These lists apparently contained thousands of names of appraisers who weren’t willing to play ball, or simply couldn’t come up with the values needed to get deals closed.
One mortgage lender, Amerisave, had nearly 12,000 appraisers on its “ineligible appraiser list,” which was available online until this report got underway.
However, the Center found that many appraisers “bowed to lender pressure” to stay relevant in the business, and often agreed on a certain house value before actually carrying out the appraisal.
Amazingly, pressuring an appraiser to inflate the value of a property is only a crime in about 20 states, but often just a misdemeanor punishable by fine, which clearly doesn’t deter perpetrators.
One appraiser from Vero Beach, Florida said lenders forced appraisers to abandon their standards if they wanted to get work, often providing an estimated value for a home on each appraisal order.
Appraisers would then work backwards from the estimate to “make the value,” which he said was actually easier than coming up with a real value.
“And since appraising homes is subjective — both an art and a science — it was easy to fudge numbers,” the report said.
Of course, it wasn’t always this way; banks and lenders used to rely on appraisers to come up with solid values so they wouldn’t get burned by the loans they held in their portfolio.
But once the originate-to-distribute model came around, where loans would be quickly originated and bundled into securities on the secondary market, it was all about volume and quality slipped out the window.
On May 1, the so-called Home Valuation Code of Conduct will go into effect; it eliminates broker-ordered appraisals, prohibits appraiser coercion, and reduces the use of in-house appraisals and captive appraisal management companies.

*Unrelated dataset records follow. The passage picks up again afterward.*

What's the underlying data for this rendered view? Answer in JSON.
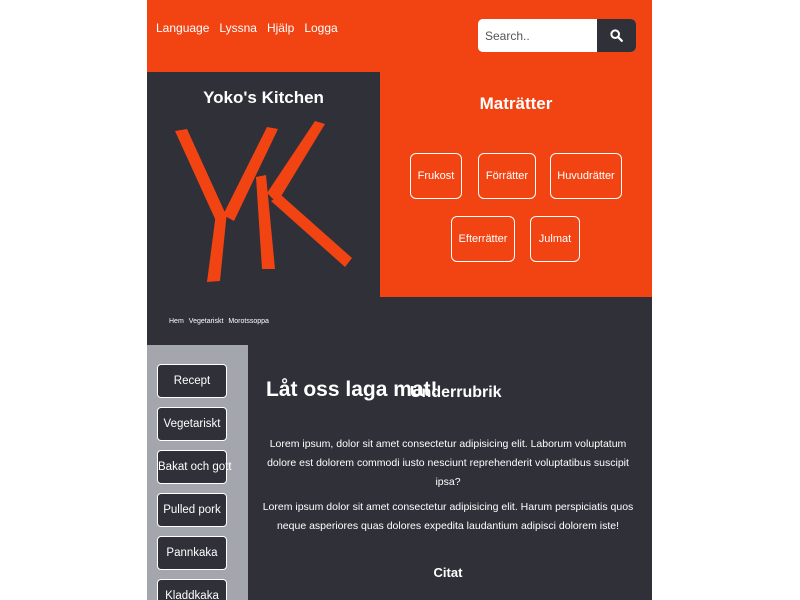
{
  "header": {
    "nav": [
      "Language",
      "Lyssna",
      "Hjälp",
      "Logga"
    ],
    "search_placeholder": "Search..",
    "search_icon": "magnifier-icon"
  },
  "logo": {
    "title": "Yoko's Kitchen",
    "mark": "YK",
    "color": "#f24413"
  },
  "dishes": {
    "title": "Maträtter",
    "items": [
      "Frukost",
      "Förrätter",
      "Huvudrätter",
      "Efterrätter",
      "Julmat"
    ]
  },
  "breadcrumb": [
    "Hem",
    "Vegetariskt",
    "Morotssoppa"
  ],
  "sidebar": {
    "items": [
      "Recept",
      "Vegetariskt",
      "Bakat och gott",
      "Pulled pork",
      "Pannkaka",
      "Kladdkaka"
    ]
  },
  "main": {
    "heading": "Låt oss laga mat!",
    "subheading": "Underrubrik",
    "paragraphs": [
      "Lorem ipsum, dolor sit amet consectetur adipisicing elit. Laborum voluptatum dolore est dolorem commodi iusto nesciunt reprehenderit voluptatibus suscipit ipsa?",
      "Lorem ipsum dolor sit amet consectetur adipisicing elit. Harum perspiciatis quos neque asperiores quas dolores expedita laudantium adipisci dolorem iste!"
    ],
    "quote_heading": "Citat"
  },
  "colors": {
    "accent": "#f24413",
    "dark": "#2f3038",
    "sidebar": "#a3a6ad"
  }
}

It’s intended to strengthen the appraisal process and reduce mortgage fraud, but it’ll probably just be a matter of time before the new rules are circumvented…